**Brief:**
Which lines in the records below include the word "edge"? Report each of them in full.
*** Opening of Record set ***
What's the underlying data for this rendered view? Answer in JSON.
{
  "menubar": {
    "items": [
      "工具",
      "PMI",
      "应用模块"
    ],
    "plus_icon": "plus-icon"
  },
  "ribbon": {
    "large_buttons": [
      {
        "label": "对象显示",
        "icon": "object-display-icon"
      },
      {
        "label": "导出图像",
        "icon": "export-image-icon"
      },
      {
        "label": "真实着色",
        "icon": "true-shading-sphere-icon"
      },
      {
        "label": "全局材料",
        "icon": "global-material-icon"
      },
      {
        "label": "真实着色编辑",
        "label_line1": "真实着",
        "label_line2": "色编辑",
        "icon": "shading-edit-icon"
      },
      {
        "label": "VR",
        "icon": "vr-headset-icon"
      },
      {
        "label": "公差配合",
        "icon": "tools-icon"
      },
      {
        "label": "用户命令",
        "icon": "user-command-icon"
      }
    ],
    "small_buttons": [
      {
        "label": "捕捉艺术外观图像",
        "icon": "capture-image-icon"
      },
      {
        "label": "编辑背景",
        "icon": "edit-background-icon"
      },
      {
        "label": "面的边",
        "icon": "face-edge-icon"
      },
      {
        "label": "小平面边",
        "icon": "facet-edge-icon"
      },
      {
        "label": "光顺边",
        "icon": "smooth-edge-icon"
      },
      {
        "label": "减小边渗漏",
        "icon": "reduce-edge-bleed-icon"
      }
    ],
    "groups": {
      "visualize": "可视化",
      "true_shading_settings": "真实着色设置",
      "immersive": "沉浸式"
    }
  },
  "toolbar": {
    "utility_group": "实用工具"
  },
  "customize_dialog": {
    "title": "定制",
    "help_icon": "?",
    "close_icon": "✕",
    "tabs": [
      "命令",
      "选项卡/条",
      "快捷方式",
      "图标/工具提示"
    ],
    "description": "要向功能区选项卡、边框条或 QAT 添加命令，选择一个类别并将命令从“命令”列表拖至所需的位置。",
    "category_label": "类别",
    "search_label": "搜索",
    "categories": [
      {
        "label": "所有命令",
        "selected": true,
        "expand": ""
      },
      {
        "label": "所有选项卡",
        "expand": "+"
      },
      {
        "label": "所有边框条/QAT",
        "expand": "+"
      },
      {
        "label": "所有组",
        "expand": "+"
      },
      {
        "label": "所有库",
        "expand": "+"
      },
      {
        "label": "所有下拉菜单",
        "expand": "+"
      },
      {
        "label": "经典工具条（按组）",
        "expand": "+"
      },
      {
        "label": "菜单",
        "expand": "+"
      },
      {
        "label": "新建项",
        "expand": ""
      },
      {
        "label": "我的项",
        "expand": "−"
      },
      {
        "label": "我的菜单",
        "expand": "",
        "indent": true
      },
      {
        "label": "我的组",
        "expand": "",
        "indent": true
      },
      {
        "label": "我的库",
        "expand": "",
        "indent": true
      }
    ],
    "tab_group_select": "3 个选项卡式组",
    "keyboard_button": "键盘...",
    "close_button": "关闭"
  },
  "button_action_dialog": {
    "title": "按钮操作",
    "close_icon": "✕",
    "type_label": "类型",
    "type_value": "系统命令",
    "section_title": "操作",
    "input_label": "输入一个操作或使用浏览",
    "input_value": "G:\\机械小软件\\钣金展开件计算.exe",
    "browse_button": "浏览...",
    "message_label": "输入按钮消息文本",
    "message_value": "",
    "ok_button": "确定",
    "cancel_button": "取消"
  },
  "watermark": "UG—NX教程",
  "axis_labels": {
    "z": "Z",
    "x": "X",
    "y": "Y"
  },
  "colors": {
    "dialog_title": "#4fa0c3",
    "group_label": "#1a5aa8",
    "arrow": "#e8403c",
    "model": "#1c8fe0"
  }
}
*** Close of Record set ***
**Exercise output:**
        "icon": "face-edge-icon"
        "icon": "facet-edge-icon"
        "icon": "smooth-edge-icon"
        "icon": "reduce-edge-bleed-icon"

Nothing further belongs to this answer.